Though Sens. Josh Hawley of Missouri and Ted Cruz of Texas have tried to position themselves as the presumptive heir to the MAGA movement, CPAC voters left Florida unconvinced: When Trump was excluded as an option, Cruz garnered support from only 7 percent of those polled. Hawley drew only 3 percent, on par with Fox News host Tucker Carlson.

Trump’s biggest competitor, it turns out, is much closer to Mar-a-Lago. DeSantis, who cribbed Martin Luther King Jr.’s “I Have a Dream” speech in welcoming CPAC attendees to Florida’s “oasis of freedom,” also stands out as the runaway 2024 favorite among hard-line GOP voters (admittedly he was probably also boosted by local supporters at the convention).

With Trump removed from the CPAC survey, DeSantis easily lapped the field with a staggering 43 percent. His closest challenger, South Dakota Gov. Kristi Noem, barely broke double digits, at 11 percent. The sharp rise of the DeSantis movement complicates an already difficult electoral math for Trump, who would face the real risk of losing Florida — now his adopted home state — to a governor whose approval rating far outperforms not only Trump’s, but every other GOP elected official in Florida.

While CPAC represents only one flank of the enduring Republican base, it is a crucial one. An unknown portion of rank-and-file Republican voters left the party following the Capitol attacks, and that Great Defection had the perverse effect of strengthening far-right control of the party at a critical moment. With moderates fleeing and critical voices like Sens. Pat Toomey of Pennsylvania and Ben Sasse of Nebraska rebuked and censured by their state parties for supporting impeachment, MAGA advocates once stuck with Trump now have an overflowing buffet of ideologically aligned candidates from which to choose.

And given that his electoral defeat resulted in the former president facing an impeachment charge of inciting an insurrection, even the unrepentant Trump might have second thoughts about entering the 2024 race when candidates like DeSantis are actively transforming his movement into more concrete action. And Trump’s declining popularity indicates that what Republican voters find unpalatable is Trump himself.

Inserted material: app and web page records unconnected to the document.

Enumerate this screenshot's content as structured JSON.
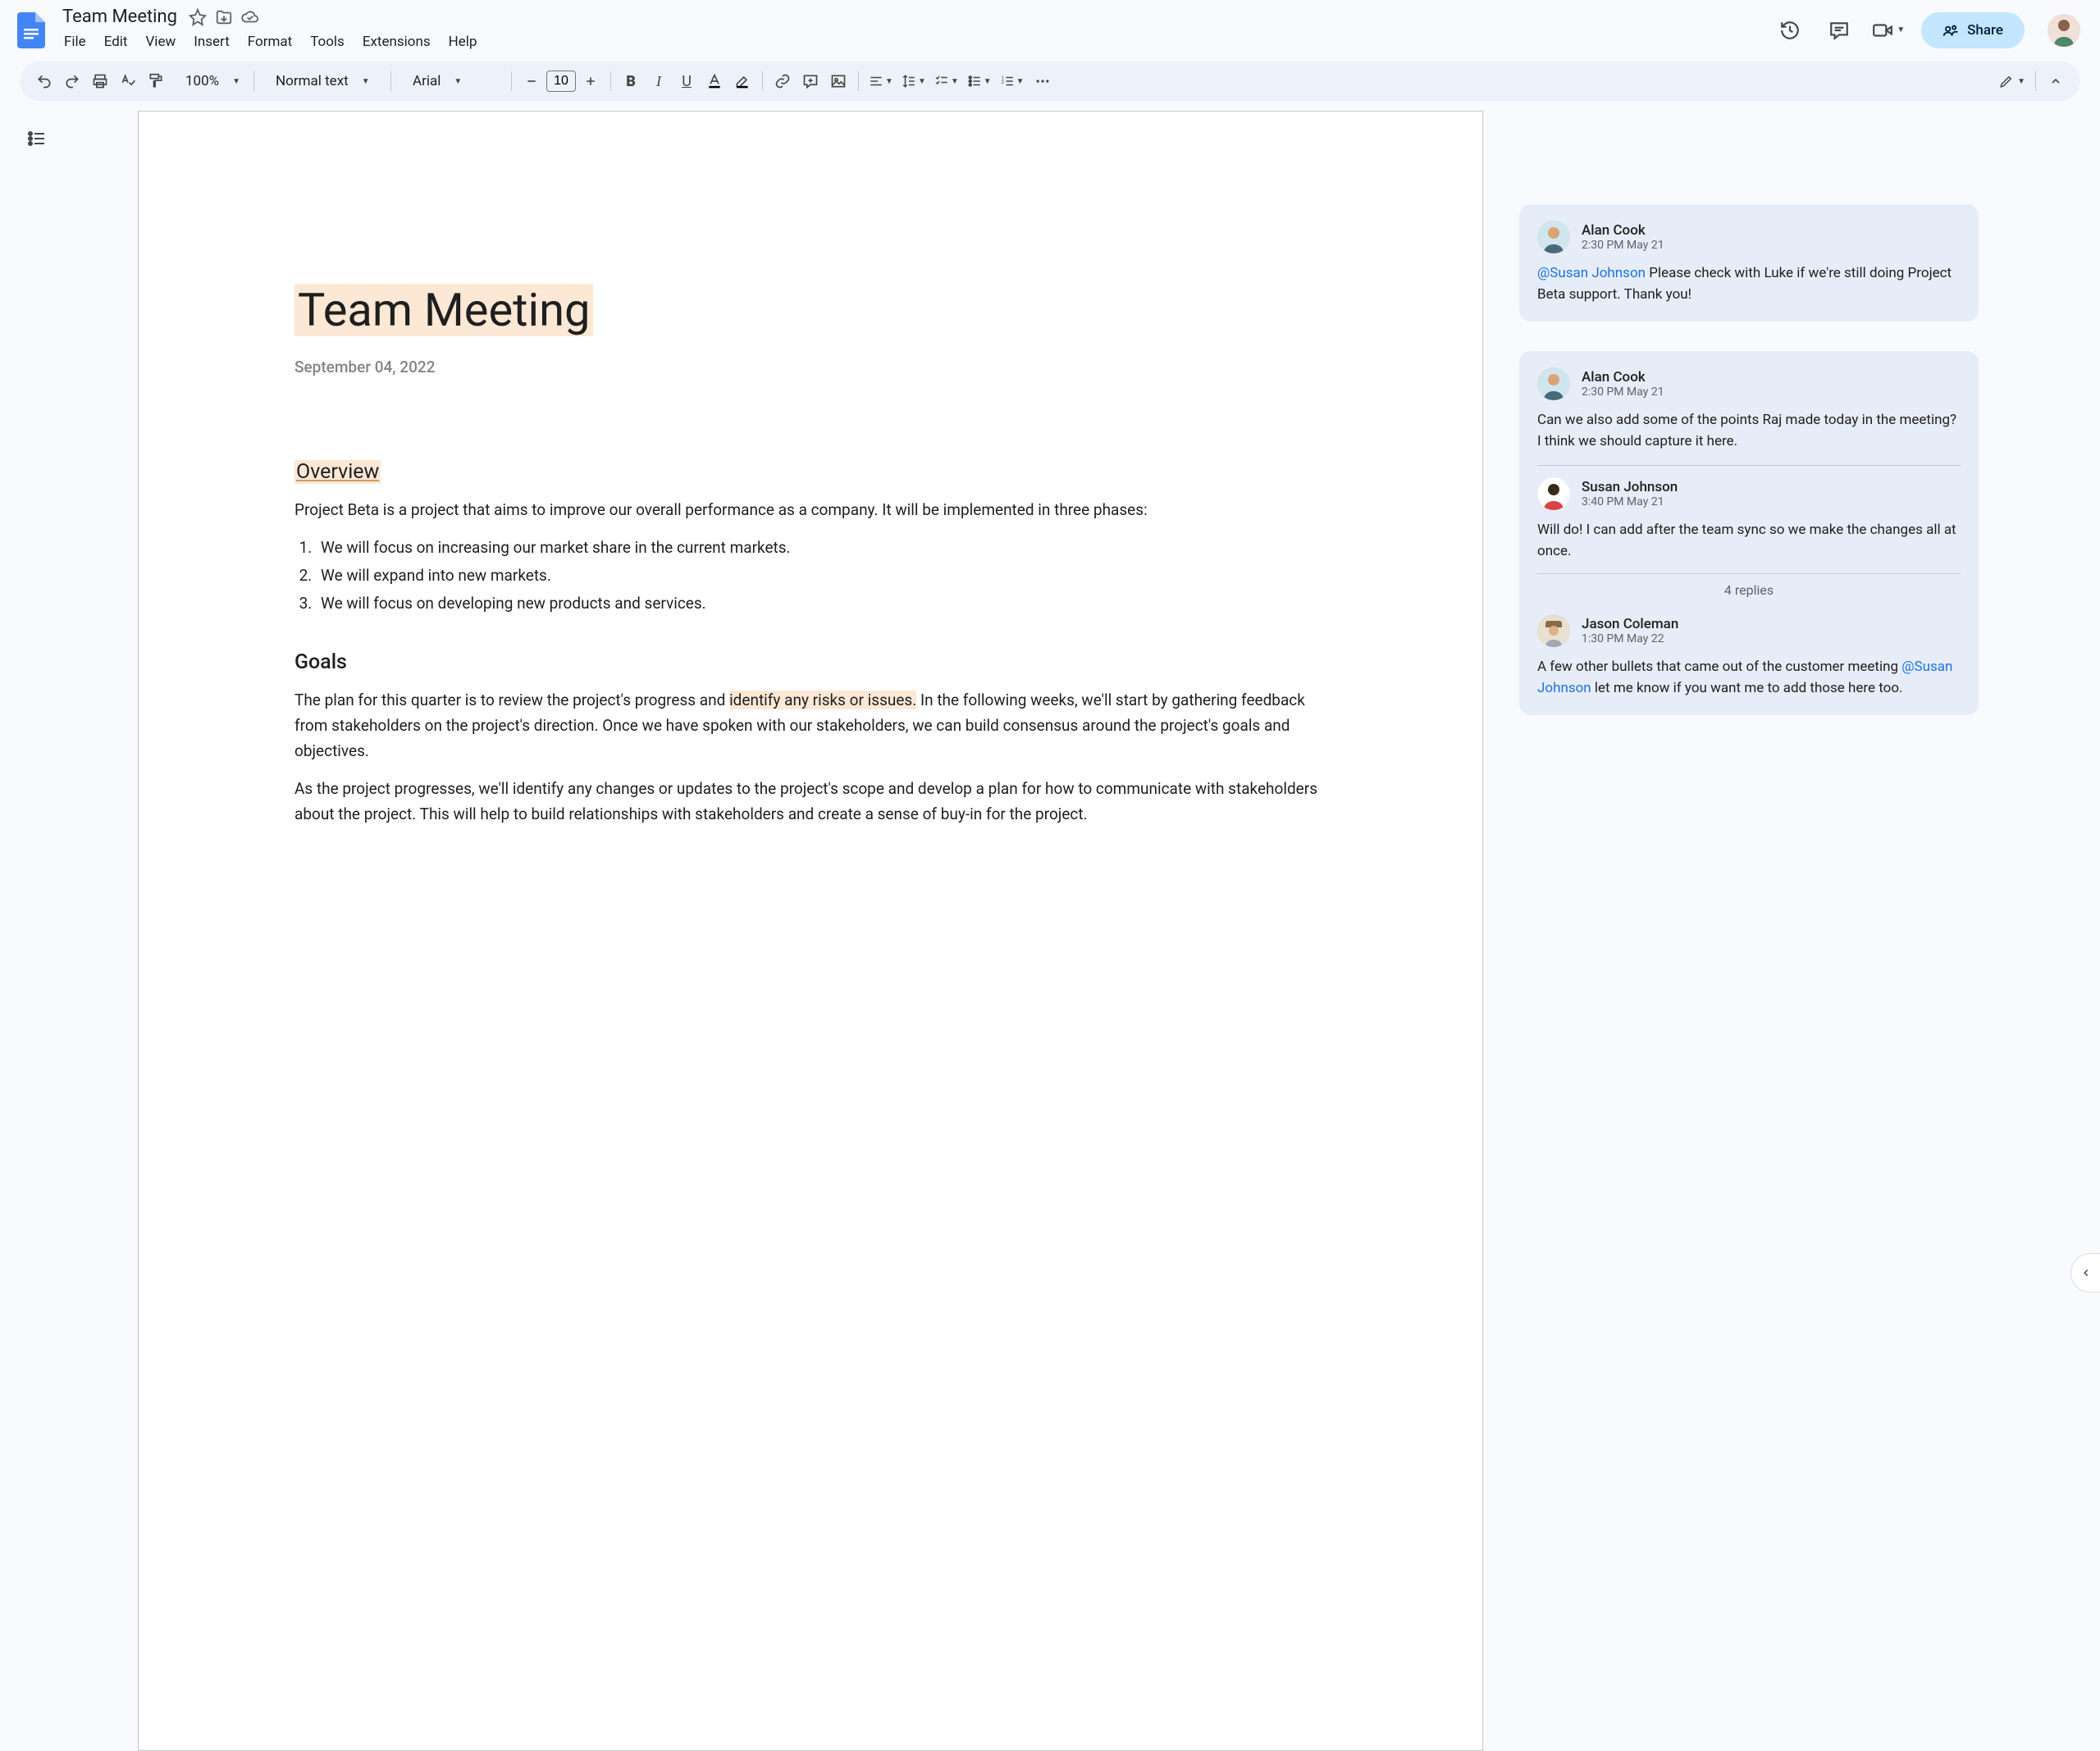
{
  "header": {
    "doc_title": "Team Meeting",
    "menus": [
      "File",
      "Edit",
      "View",
      "Insert",
      "Format",
      "Tools",
      "Extensions",
      "Help"
    ],
    "share_label": "Share"
  },
  "toolbar": {
    "zoom": "100%",
    "style": "Normal text",
    "font": "Arial",
    "font_size": "10"
  },
  "document": {
    "title": "Team Meeting",
    "date": "September 04, 2022",
    "overview_heading": "Overview",
    "overview_text": "Project Beta is a project that aims to improve our overall performance as a company. It will be implemented in three phases:",
    "phases": [
      "We will focus on increasing our market share in the current markets.",
      "We will expand into new markets.",
      "We will focus on developing new products and services."
    ],
    "goals_heading": "Goals",
    "goals_p1_pre": "The plan for this quarter is to review the project's progress and ",
    "goals_p1_hl": "identify any risks or issues.",
    "goals_p1_post": " In the following weeks, we'll start by gathering feedback from stakeholders on the project's direction. Once we have spoken with our stakeholders, we can build consensus around the project's goals and objectives.",
    "goals_p2": "As the project progresses, we'll identify any changes or updates to the project's scope and develop a plan for how to communicate with stakeholders about the project. This will help to build relationships with stakeholders and create a sense of buy-in for the project."
  },
  "comments": {
    "c1": {
      "author": "Alan Cook",
      "time": "2:30 PM May 21",
      "mention": "@Susan Johnson",
      "body": " Please check with Luke if we're still doing Project Beta support. Thank you!"
    },
    "c2": {
      "author": "Alan Cook",
      "time": "2:30 PM May 21",
      "body": "Can we also add some of the points Raj made today in the meeting? I think we should capture it here.",
      "reply1": {
        "author": "Susan Johnson",
        "time": "3:40 PM May 21",
        "body": "Will do! I can add after the team sync so we make the changes all at once."
      },
      "replies_label": "4 replies",
      "reply2": {
        "author": "Jason Coleman",
        "time": "1:30 PM May 22",
        "body_pre": "A few other bullets that came out of the customer meeting ",
        "mention": "@Susan Johnson",
        "body_post": " let me know if you want me to add those here too."
      }
    }
  }
}
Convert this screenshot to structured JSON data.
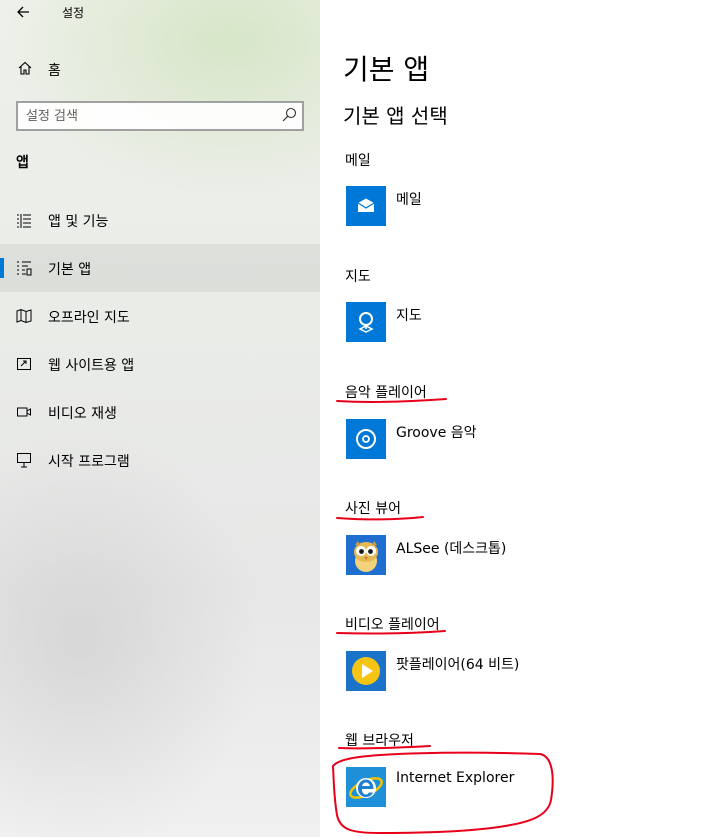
{
  "window": {
    "title": "설정"
  },
  "sidebar": {
    "home_label": "홈",
    "search": {
      "placeholder": "설정 검색"
    },
    "section": "앱",
    "items": [
      {
        "label": "앱 및 기능",
        "icon": "list-icon",
        "active": false
      },
      {
        "label": "기본 앱",
        "icon": "default-apps-icon",
        "active": true
      },
      {
        "label": "오프라인 지도",
        "icon": "map-icon",
        "active": false
      },
      {
        "label": "웹 사이트용 앱",
        "icon": "web-apps-icon",
        "active": false
      },
      {
        "label": "비디오 재생",
        "icon": "video-icon",
        "active": false
      },
      {
        "label": "시작 프로그램",
        "icon": "startup-icon",
        "active": false
      }
    ]
  },
  "main": {
    "title": "기본 앱",
    "subtitle": "기본 앱 선택",
    "categories": [
      {
        "label": "메일",
        "app": "메일",
        "icon": "mail-icon",
        "color": "#0078d7"
      },
      {
        "label": "지도",
        "app": "지도",
        "icon": "maps-icon",
        "color": "#0078d7"
      },
      {
        "label": "음악 플레이어",
        "app": "Groove 음악",
        "icon": "groove-icon",
        "color": "#0078d7"
      },
      {
        "label": "사진 뷰어",
        "app": "ALSee (데스크톱)",
        "icon": "alsee-icon",
        "color": "#1e6fd0"
      },
      {
        "label": "비디오 플레이어",
        "app": "팟플레이어(64 비트)",
        "icon": "potplayer-icon",
        "color": "#1a73c8"
      },
      {
        "label": "웹 브라우저",
        "app": "Internet Explorer",
        "icon": "ie-icon",
        "color": "#1e90d8"
      }
    ]
  },
  "colors": {
    "accent": "#0078d7",
    "annotation": "#e8001a"
  }
}
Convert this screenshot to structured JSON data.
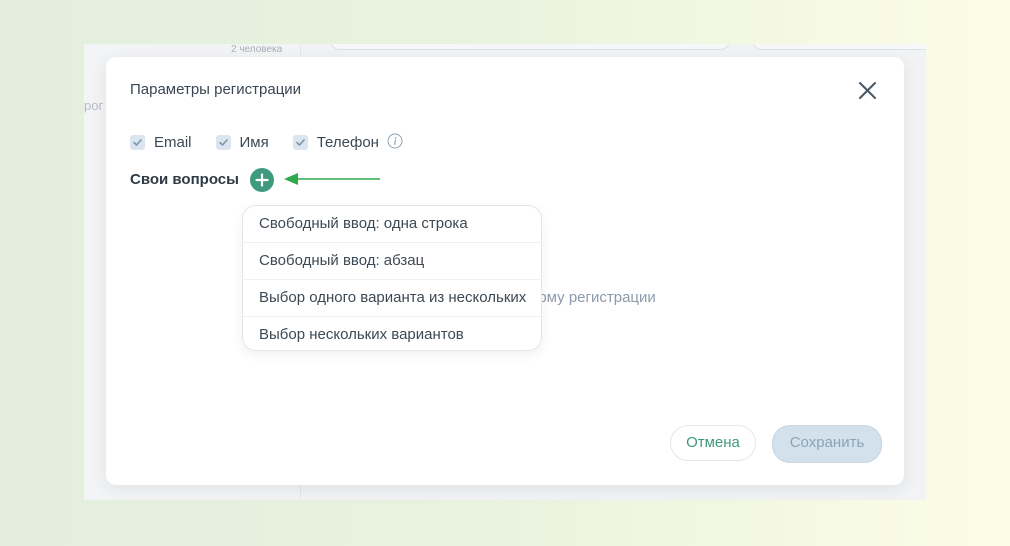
{
  "background_app": {
    "participants_count": "2 человека",
    "left_text": "рог"
  },
  "modal": {
    "title": "Параметры регистрации",
    "close_icon": "close-icon",
    "fields": [
      {
        "label": "Email",
        "checked": true
      },
      {
        "label": "Имя",
        "checked": true
      },
      {
        "label": "Телефон",
        "checked": true
      }
    ],
    "info_icon": "info-icon",
    "own_questions_label": "Свои вопросы",
    "add_icon": "plus-icon",
    "arrow_color": "#2eaa4a",
    "hint_text": "орму регистрации",
    "dropdown_items": [
      "Свободный ввод: одна строка",
      "Свободный ввод: абзац",
      "Выбор одного варианта из нескольких",
      "Выбор нескольких вариантов"
    ],
    "cancel_label": "Отмена",
    "save_label": "Сохранить"
  },
  "colors": {
    "accent": "#3d9a7d",
    "save_disabled_bg": "#d3e1ec",
    "text": "#3d4954"
  }
}
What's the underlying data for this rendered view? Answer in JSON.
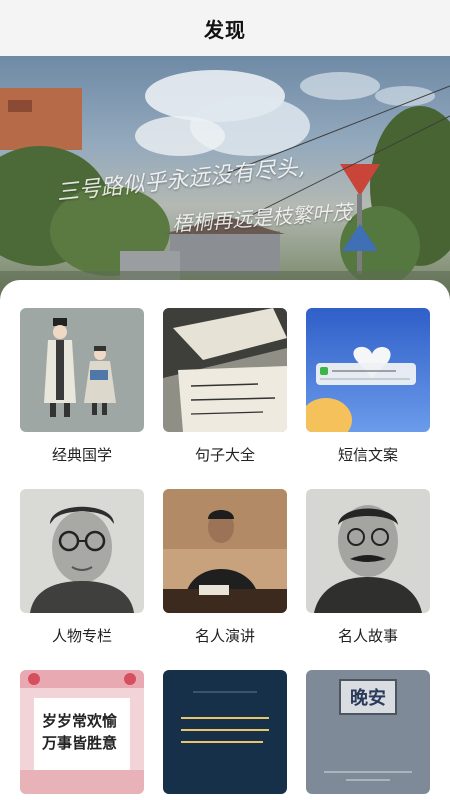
{
  "header": {
    "title": "发现"
  },
  "banner": {
    "line1": "三号路似乎永远没有尽头,",
    "line2": "梧桐再远是枝繁叶茂"
  },
  "categories": [
    {
      "label": "经典国学",
      "icon": "scholars-illustration"
    },
    {
      "label": "句子大全",
      "icon": "handwritten-note-photo"
    },
    {
      "label": "短信文案",
      "icon": "heart-cloud-photo"
    },
    {
      "label": "人物专栏",
      "icon": "portrait-glasses-photo"
    },
    {
      "label": "名人演讲",
      "icon": "speaker-portrait-photo"
    },
    {
      "label": "名人故事",
      "icon": "mustache-portrait-photo"
    },
    {
      "label": "",
      "icon": "calligraphy-poster",
      "thumb_text": "岁岁常欢愉\n万事皆胜意"
    },
    {
      "label": "",
      "icon": "dark-quote-poster"
    },
    {
      "label": "",
      "icon": "night-sign-poster",
      "thumb_text": "晚安"
    }
  ]
}
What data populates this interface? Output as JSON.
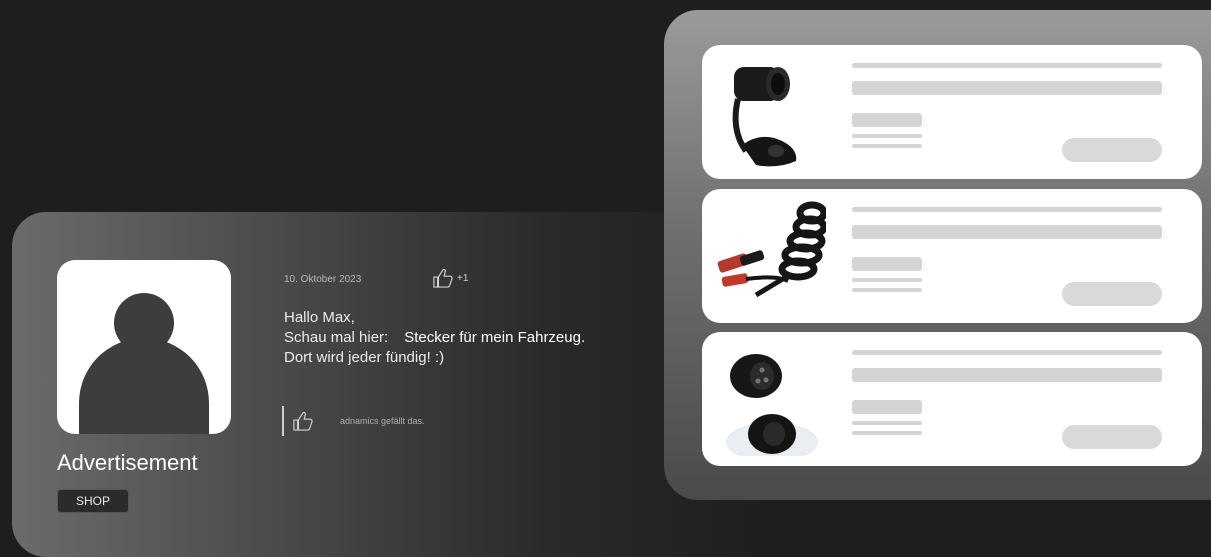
{
  "comment": {
    "date": "10. Oktober 2023",
    "like_count": "+1",
    "greeting": "Hallo Max,",
    "line2_prefix": "Schau mal hier:",
    "line2_link": "Stecker für mein Fahrzeug.",
    "line3": "Dort wird jeder fündig! :)",
    "liked_by": "adnamics gefällt das."
  },
  "advertiser": {
    "name": "Advertisement",
    "badge": "SHOP"
  },
  "products": [
    {
      "icon": "socket-plug-icon"
    },
    {
      "icon": "coiled-cable-icon"
    },
    {
      "icon": "adapter-plug-icon"
    }
  ]
}
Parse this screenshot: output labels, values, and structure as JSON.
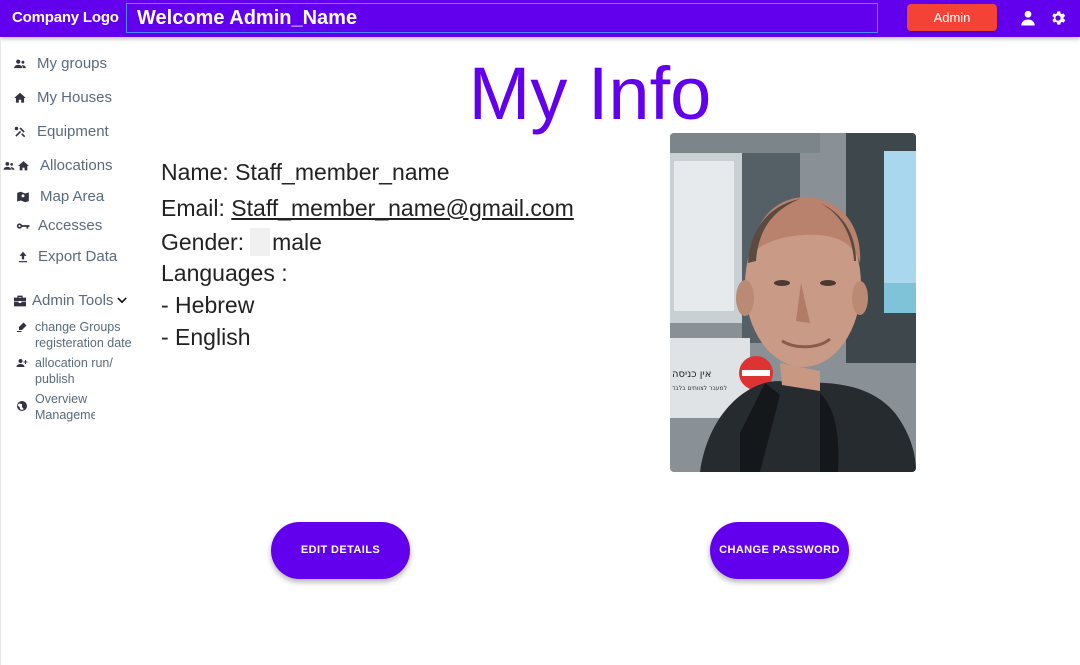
{
  "header": {
    "logo": "Company Logo",
    "welcome": "Welcome Admin_Name",
    "admin_button": "Admin"
  },
  "sidebar": {
    "items": [
      {
        "label": "My groups",
        "icon": "group-icon"
      },
      {
        "label": "My Houses",
        "icon": "home-icon"
      },
      {
        "label": "Equipment",
        "icon": "tools-icon"
      },
      {
        "label": "Allocations",
        "icon": "group-home-icon"
      },
      {
        "label": "Map Area",
        "icon": "map-icon"
      },
      {
        "label": "Accesses",
        "icon": "key-icon"
      },
      {
        "label": "Export Data",
        "icon": "upload-icon"
      }
    ],
    "admin_tools": {
      "label": "Admin Tools",
      "items": [
        {
          "label": "change Groups registeration date",
          "icon": "edit-date-icon"
        },
        {
          "label": "allocation run/ publish",
          "icon": "person-add-icon"
        },
        {
          "label": "Overview Management",
          "icon": "globe-icon"
        }
      ]
    }
  },
  "main": {
    "title": "My Info",
    "name_label": "Name:",
    "name_value": "Staff_member_name",
    "email_label": "Email:",
    "email_value": "Staff_member_name@gmail.com",
    "gender_label": "Gender:",
    "gender_value": "male",
    "languages_label": "Languages :",
    "languages": [
      "- Hebrew",
      "- English"
    ],
    "photo_sign_text": "אין כניסה",
    "photo_sign_subtext": "למעבר לצוותים בלבד",
    "edit_button": "EDIT DETAILS",
    "password_button": "CHANGE PASSWORD"
  },
  "colors": {
    "primary": "#6200ee",
    "admin_button": "#f44336"
  }
}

DeSantis is positioned to burnish his conservative credentials in the upcoming state legislative session. A recent survey of Florida political experts — more than half of whom are Republicans and a quarter Democrats — expect DeSantis to come away from the session with big victories on red-meat GOP proposals like an anti-rioting bill targeting liberal groups like Black Lives Matter and new voter suppression legislation. With the votes to pass any legislation they want, DeSantis and Florida Republicans can credibly claim to be a more effective, less distracting version of Trump.

Trump will remain a vengeful voice within the GOP even if he forgos a third campaign for the White House. But having made their performative point in elevating Trump to the presidency in 2016, Republican voters may now want to prove that Trumpism can produce lasting policies that reshape American life. Unfortunately for a man who billed himself as a legendary dealmaker, Trump failed to enshrine his voters’ values into sweeping law, and that failure now has the movement he energized quietly weighing its options.